- Work task
Extract every entry word for word.
Content starts
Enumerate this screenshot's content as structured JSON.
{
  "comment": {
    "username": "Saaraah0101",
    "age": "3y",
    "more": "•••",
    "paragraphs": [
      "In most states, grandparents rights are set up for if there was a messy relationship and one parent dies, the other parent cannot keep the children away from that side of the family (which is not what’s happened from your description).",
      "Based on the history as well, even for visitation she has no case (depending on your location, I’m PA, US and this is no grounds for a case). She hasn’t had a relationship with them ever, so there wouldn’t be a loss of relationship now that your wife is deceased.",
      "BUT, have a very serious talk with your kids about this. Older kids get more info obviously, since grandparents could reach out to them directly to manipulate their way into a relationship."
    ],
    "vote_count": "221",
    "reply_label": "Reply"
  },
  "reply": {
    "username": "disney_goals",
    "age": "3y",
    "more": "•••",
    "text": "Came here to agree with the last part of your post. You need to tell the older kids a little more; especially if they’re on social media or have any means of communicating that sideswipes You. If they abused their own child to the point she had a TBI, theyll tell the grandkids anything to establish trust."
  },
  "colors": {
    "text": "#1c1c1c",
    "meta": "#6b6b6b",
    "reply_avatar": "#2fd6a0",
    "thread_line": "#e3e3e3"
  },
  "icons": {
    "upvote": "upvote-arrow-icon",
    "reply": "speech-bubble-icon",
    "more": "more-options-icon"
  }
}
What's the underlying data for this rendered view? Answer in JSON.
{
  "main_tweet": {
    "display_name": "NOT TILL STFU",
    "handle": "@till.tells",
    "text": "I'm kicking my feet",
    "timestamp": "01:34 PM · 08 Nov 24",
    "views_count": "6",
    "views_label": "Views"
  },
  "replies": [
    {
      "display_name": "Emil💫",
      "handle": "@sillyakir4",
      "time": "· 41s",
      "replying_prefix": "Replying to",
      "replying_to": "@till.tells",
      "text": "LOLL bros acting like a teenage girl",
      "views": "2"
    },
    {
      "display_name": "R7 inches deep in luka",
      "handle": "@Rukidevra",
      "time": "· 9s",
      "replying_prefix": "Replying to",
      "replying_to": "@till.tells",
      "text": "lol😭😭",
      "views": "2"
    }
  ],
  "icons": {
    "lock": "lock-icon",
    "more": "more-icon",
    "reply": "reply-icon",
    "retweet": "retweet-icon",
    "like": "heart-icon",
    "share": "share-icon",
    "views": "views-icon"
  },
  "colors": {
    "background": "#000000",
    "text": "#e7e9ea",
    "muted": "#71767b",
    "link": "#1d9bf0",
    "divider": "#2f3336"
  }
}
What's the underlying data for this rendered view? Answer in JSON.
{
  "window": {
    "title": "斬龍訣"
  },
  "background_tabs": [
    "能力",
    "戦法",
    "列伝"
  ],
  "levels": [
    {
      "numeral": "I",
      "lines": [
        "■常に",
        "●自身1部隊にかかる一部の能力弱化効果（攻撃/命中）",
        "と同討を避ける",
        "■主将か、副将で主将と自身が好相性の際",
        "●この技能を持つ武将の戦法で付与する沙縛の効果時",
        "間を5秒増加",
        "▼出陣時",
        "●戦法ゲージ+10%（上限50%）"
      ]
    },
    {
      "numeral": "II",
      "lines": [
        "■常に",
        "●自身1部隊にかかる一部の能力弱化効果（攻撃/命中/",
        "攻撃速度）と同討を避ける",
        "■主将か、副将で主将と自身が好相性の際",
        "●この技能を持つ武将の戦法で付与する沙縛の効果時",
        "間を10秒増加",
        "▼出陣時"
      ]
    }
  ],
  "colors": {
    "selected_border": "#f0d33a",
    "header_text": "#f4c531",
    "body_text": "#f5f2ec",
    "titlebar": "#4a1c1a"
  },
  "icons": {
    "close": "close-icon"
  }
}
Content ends
- Problem solution
Enumerate this screenshot's content as structured JSON.
{
  "comment": {
    "username": "Saaraah0101",
    "age": "3y",
    "more": "•••",
    "paragraphs": [
      "In most states, grandparents rights are set up for if there was a messy relationship and one parent dies, the other parent cannot keep the children away from that side of the family (which is not what’s happened from your description).",
      "Based on the history as well, even for visitation she has no case (depending on your location, I’m PA, US and this is no grounds for a case). She hasn’t had a relationship with them ever, so there wouldn’t be a loss of relationship now that your wife is deceased.",
      "BUT, have a very serious talk with your kids about this. Older kids get more info obviously, since grandparents could reach out to them directly to manipulate their way into a relationship."
    ],
    "vote_count": "221",
    "reply_label": "Reply"
  },
  "reply": {
    "username": "disney_goals",
    "age": "3y",
    "more": "•••",
    "text": "Came here to agree with the last part of your post. You need to tell the older kids a little more; especially if they’re on social media or have any means of communicating that sideswipes You. If they abused their own child to the point she had a TBI, theyll tell the grandkids anything to establish trust."
  },
  "colors": {
    "text": "#1c1c1c",
    "meta": "#6b6b6b",
    "reply_avatar": "#2fd6a0",
    "thread_line": "#e3e3e3"
  },
  "icons": {
    "upvote": "upvote-arrow-icon",
    "reply": "speech-bubble-icon",
    "more": "more-options-icon"
  }
}
What's the underlying data for this rendered view? Answer in JSON.
{
  "main_tweet": {
    "display_name": "NOT TILL STFU",
    "handle": "@till.tells",
    "text": "I'm kicking my feet",
    "timestamp": "01:34 PM · 08 Nov 24",
    "views_count": "6",
    "views_label": "Views"
  },
  "replies": [
    {
      "display_name": "Emil💫",
      "handle": "@sillyakir4",
      "time": "· 41s",
      "replying_prefix": "Replying to",
      "replying_to": "@till.tells",
      "text": "LOLL bros acting like a teenage girl",
      "views": "2"
    },
    {
      "display_name": "R7 inches deep in luka",
      "handle": "@Rukidevra",
      "time": "· 9s",
      "replying_prefix": "Replying to",
      "replying_to": "@till.tells",
      "text": "lol😭😭",
      "views": "2"
    }
  ],
  "icons": {
    "lock": "lock-icon",
    "more": "more-icon",
    "reply": "reply-icon",
    "retweet": "retweet-icon",
    "like": "heart-icon",
    "share": "share-icon",
    "views": "views-icon"
  },
  "colors": {
    "background": "#000000",
    "text": "#e7e9ea",
    "muted": "#71767b",
    "link": "#1d9bf0",
    "divider": "#2f3336"
  }
}
What's the underlying data for this rendered view? Answer in JSON.
{
  "window": {
    "title": "斬龍訣"
  },
  "background_tabs": [
    "能力",
    "戦法",
    "列伝"
  ],
  "levels": [
    {
      "numeral": "I",
      "lines": [
        "■常に",
        "●自身1部隊にかかる一部の能力弱化効果（攻撃/命中）",
        "と同討を避ける",
        "■主将か、副将で主将と自身が好相性の際",
        "●この技能を持つ武将の戦法で付与する沙縛の効果時",
        "間を5秒増加",
        "▼出陣時",
        "●戦法ゲージ+10%（上限50%）"
      ]
    },
    {
      "numeral": "II",
      "lines": [
        "■常に",
        "●自身1部隊にかかる一部の能力弱化効果（攻撃/命中/",
        "攻撃速度）と同討を避ける",
        "■主将か、副将で主将と自身が好相性の際",
        "●この技能を持つ武将の戦法で付与する沙縛の効果時",
        "間を10秒増加",
        "▼出陣時"
      ]
    }
  ],
  "colors": {
    "selected_border": "#f0d33a",
    "header_text": "#f4c531",
    "body_text": "#f5f2ec",
    "titlebar": "#4a1c1a"
  },
  "icons": {
    "close": "close-icon"
  }
}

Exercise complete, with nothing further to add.